To my great surprise, LAUSD has pushed back on a judge’s ruling that the district give facilities to charter schools seeking more space in existing public schools. Of the judge’s order, which would affect up to 45 charter schools, Superintendent of Los Angeles public schools John Deasy and the LAUSD school board say
… that it would require L.A. Unified to displace students from their neighborhood schools, forcing them to be bused elsewhere, and would dramatically skew class-size ratios in favor of charter students.
Under the order, the ratio of elementary school students to class size would be 24 to 1 on the district side of the school but 15 to 1 on the charter school side, said LAUSD Superintendent John Deasy.
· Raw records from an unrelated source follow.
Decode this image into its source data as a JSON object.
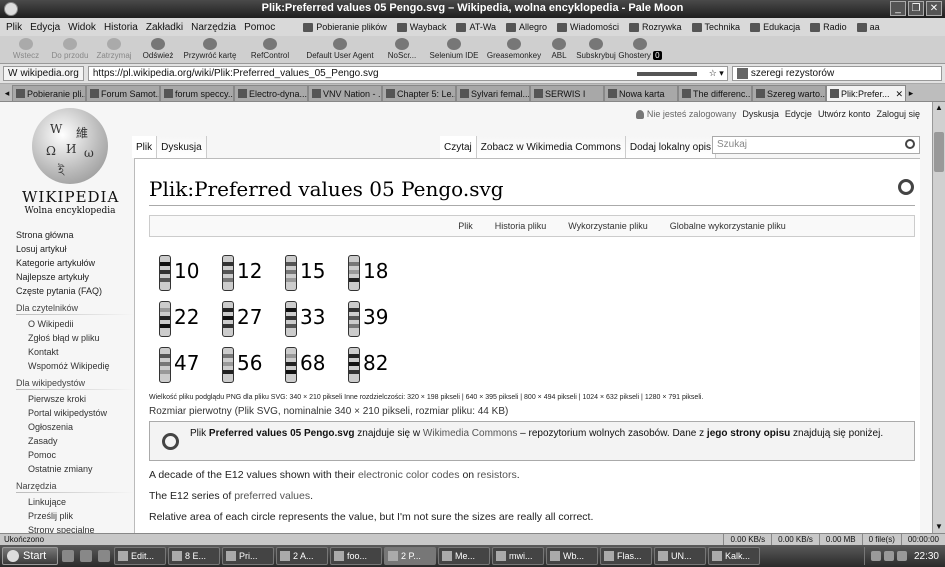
{
  "window": {
    "title": "Plik:Preferred values 05 Pengo.svg – Wikipedia, wolna encyklopedia - Pale Moon",
    "controls": [
      "_",
      "❐",
      "✕"
    ]
  },
  "menu": [
    "Plik",
    "Edycja",
    "Widok",
    "Historia",
    "Zakładki",
    "Narzędzia",
    "Pomoc"
  ],
  "bookmarks": [
    "Pobieranie plików",
    "Wayback",
    "AT-Wa",
    "Allegro",
    "Wiadomości",
    "Rozrywka",
    "Technika",
    "Edukacja",
    "Radio",
    "aa"
  ],
  "toolbar": {
    "back": "Wstecz",
    "forward": "Do przodu",
    "stop": "Zatrzymaj",
    "reload": "Odśwież",
    "restore": "Przywróć kartę",
    "refcontrol": "RefControl",
    "useragent": "Default User Agent",
    "noscript": "NoScr...",
    "selenium": "Selenium IDE",
    "greasemonkey": "Greasemonkey",
    "abl": "ABL",
    "subscribe": "Subskrybuj",
    "ghostery": "Ghostery",
    "ghostery_count": "0"
  },
  "address": {
    "site": "wikipedia.org",
    "url": "https://pl.wikipedia.org/wiki/Plik:Preferred_values_05_Pengo.svg",
    "search": "szeregi rezystorów"
  },
  "tabs": [
    "Pobieranie pli...",
    "Forum Samot...",
    "forum speccy...",
    "Electro-dyna...",
    "VNV Nation - ...",
    "Chapter 5: Le...",
    "Sylvari femal...",
    "SERWIS I",
    "Nowa karta",
    "The differenc...",
    "Szereg warto...",
    "Plik:Prefer..."
  ],
  "wiki": {
    "wordmark": "WIKIPEDIA",
    "tagline": "Wolna encyklopedia",
    "nav_main": [
      "Strona główna",
      "Losuj artykuł",
      "Kategorie artykułów",
      "Najlepsze artykuły",
      "Częste pytania (FAQ)"
    ],
    "readers_heading": "Dla czytelników",
    "readers": [
      "O Wikipedii",
      "Zgłoś błąd w pliku",
      "Kontakt",
      "Wspomóż Wikipedię"
    ],
    "editors_heading": "Dla wikipedystów",
    "editors": [
      "Pierwsze kroki",
      "Portal wikipedystów",
      "Ogłoszenia",
      "Zasady",
      "Pomoc",
      "Ostatnie zmiany"
    ],
    "tools_heading": "Narzędzia",
    "tools": [
      "Linkujące",
      "Prześlij plik",
      "Strony specjalne"
    ],
    "personal": {
      "not_logged": "Nie jesteś zalogowany",
      "discussion": "Dyskusja",
      "edits": "Edycje",
      "create": "Utwórz konto",
      "login": "Zaloguj się"
    },
    "ns_tabs": [
      "Plik",
      "Dyskusja"
    ],
    "view_tabs": [
      "Czytaj",
      "Zobacz w Wikimedia Commons",
      "Dodaj lokalny opis"
    ],
    "search_placeholder": "Szukaj",
    "page_title": "Plik:Preferred values 05 Pengo.svg",
    "file_toc": [
      "Plik",
      "Historia pliku",
      "Wykorzystanie pliku",
      "Globalne wykorzystanie pliku"
    ],
    "resistor_values": [
      "10",
      "12",
      "15",
      "18",
      "22",
      "27",
      "33",
      "39",
      "47",
      "56",
      "68",
      "82"
    ],
    "preview_info": "Wielkość pliku podglądu PNG dla pliku SVG: 340 × 210 pikseli Inne rozdzielczości: 320 × 198 pikseli | 640 × 395 pikseli | 800 × 494 pikseli | 1024 × 632 pikseli | 1280 × 791 pikseli.",
    "original_size": "Rozmiar pierwotny (Plik SVG, nominalnie 340 × 210 pikseli, rozmiar pliku: 44 KB)",
    "commons": {
      "pre": "Plik ",
      "file": "Preferred values 05 Pengo.svg",
      "mid": " znajduje się w ",
      "link": "Wikimedia Commons",
      "post": " – repozytorium wolnych zasobów. Dane z ",
      "bold2": "jego strony opisu",
      "end": " znajdują się poniżej."
    },
    "p1": {
      "a": "A decade of the E12 values shown with their ",
      "link1": "electronic color codes",
      "b": " on ",
      "link2": "resistors",
      "c": "."
    },
    "p2": {
      "a": "The E12 series of ",
      "link": "preferred values",
      "b": "."
    },
    "p3": "Relative area of each circle represents the value, but I'm not sure the sizes are really all correct."
  },
  "status": {
    "text": "Ukończono",
    "down": "0.00 KB/s",
    "up": "0.00 KB/s",
    "mb": "0.00 MB",
    "files": "0 file(s)",
    "time": "00:00:00"
  },
  "taskbar": {
    "start": "Start",
    "tasks": [
      "Edit...",
      "8 E...",
      "Pri...",
      "2 A...",
      "foo...",
      "2 P...",
      "Me...",
      "mwi...",
      "Wb...",
      "Flas...",
      "UN...",
      "Kalk..."
    ],
    "clock": "22:30"
  }
}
Facilities such as computer labs, parent centers and specially designated classrooms would have to be removed to create space for charter students, Deasy said.
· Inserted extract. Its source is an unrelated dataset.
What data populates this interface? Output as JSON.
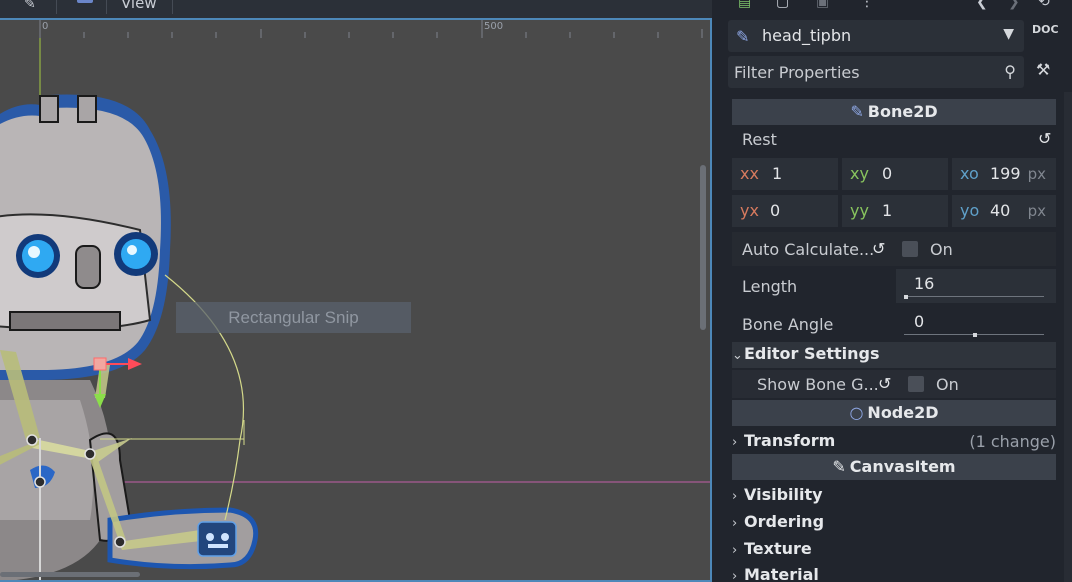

“I want to be very, very clear, this is not possible to carry out,” Deasy told the L.A. Unified school board at its meeting last Thursday.
Deasy said the district would have to start moving students “tomorrow” to comply with the order because the school year starts early, in mid-August.
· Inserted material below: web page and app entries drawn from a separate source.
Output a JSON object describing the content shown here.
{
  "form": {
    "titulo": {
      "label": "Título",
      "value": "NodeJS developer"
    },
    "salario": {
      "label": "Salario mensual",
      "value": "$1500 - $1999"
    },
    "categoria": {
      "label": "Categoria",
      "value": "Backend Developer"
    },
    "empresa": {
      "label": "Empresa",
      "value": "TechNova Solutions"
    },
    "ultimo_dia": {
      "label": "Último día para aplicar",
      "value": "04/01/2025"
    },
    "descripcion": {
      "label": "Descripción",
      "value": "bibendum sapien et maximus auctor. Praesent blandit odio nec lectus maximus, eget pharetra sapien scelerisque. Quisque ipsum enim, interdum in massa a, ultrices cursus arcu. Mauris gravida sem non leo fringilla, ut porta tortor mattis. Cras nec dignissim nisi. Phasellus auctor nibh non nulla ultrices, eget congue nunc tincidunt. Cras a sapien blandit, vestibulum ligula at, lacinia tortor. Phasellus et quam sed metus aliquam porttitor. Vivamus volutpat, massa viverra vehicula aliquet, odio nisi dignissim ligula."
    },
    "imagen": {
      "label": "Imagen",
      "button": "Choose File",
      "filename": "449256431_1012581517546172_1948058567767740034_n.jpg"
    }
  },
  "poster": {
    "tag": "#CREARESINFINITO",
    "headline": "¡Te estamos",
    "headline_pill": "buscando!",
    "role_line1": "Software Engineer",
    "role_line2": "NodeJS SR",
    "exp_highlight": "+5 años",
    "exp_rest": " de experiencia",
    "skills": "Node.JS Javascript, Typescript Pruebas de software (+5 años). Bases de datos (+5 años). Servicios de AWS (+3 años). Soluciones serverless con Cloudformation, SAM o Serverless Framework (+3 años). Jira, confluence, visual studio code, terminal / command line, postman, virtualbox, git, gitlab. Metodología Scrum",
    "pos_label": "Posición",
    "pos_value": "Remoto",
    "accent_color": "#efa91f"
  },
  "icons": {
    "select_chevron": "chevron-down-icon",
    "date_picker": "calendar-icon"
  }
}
“And I for one believe it is completely inappropriate and against everything this board and district has done to relieve overcrowding, to take a student from a neighborhood school and move that student to a non-neighborhood school,” Deasy said.
One effect of the charter school encroachment on existing school spaces (through co-location or surrender of existing school space to charters) is to impose a big difference in the class sizes of each kind of school. Because LAUSD uses a “norming ratio” to balance public school with charter school class sizes, California’s Charter School Association lobbying group claims that it must abide by ratios it did not determine and therefore it’s unequal. LAUSD, however, has arrived at a ratio that is
no less than 24 students per classroom for grades K-3, 30.5 to 1 for grades 4-6, 28 to 1 for grades 7-8, and 30 to 1 for grades 9-12. The district argues that following this ratio when it allocates space to charters is in keeping with the “spirit and intent” of Proposition 39; all public school students receive the same space.
The charter schools, as cited above, would enjoy class sizes of 15 students to 1 teacher if the judge’s orders were to prevail, while existing public schools would be at minimum 24:1 in the youngest grades.
LAUSD is therefore saying that in accommodating charters, it will not create a situation where one type of school has vastly smaller class sizes than the other (as charters are demanding), nor will it remove special facilities such as computer labs (decreasing the educational resources) of existing schools in order to accommodate charter schools.
As I understand it, charter schools demand parity by square foot, but want to maintain advantage in smaller class size; whereas LAUSD’s position is to say that ALL publicly funded schools must adhere to considerations of equity in class size and equality of access to facilities by the type, use, and nature of the facilities.
Keep an eye on this story, as there are co-location issues involving Proposition 39 all over the state. With over 25,000 seats requested in LAUSD alone for one academic year, this story focusing on a charter school co-location shoehorning itself into Micheltorena Elementary in the city of Los Angeles is archetypal. The judge’s decision originally specified that the situation be resolved by July 11, 2012, but since LAUSD schools start as early as mid-August in some cases, there’s no logistical way LAUSD can comply even if it wanted to.
What remains to be seen is if LAUSD’s position holds on principle or if its resistance can be overcome if the shortened time frame is no longer a consideration.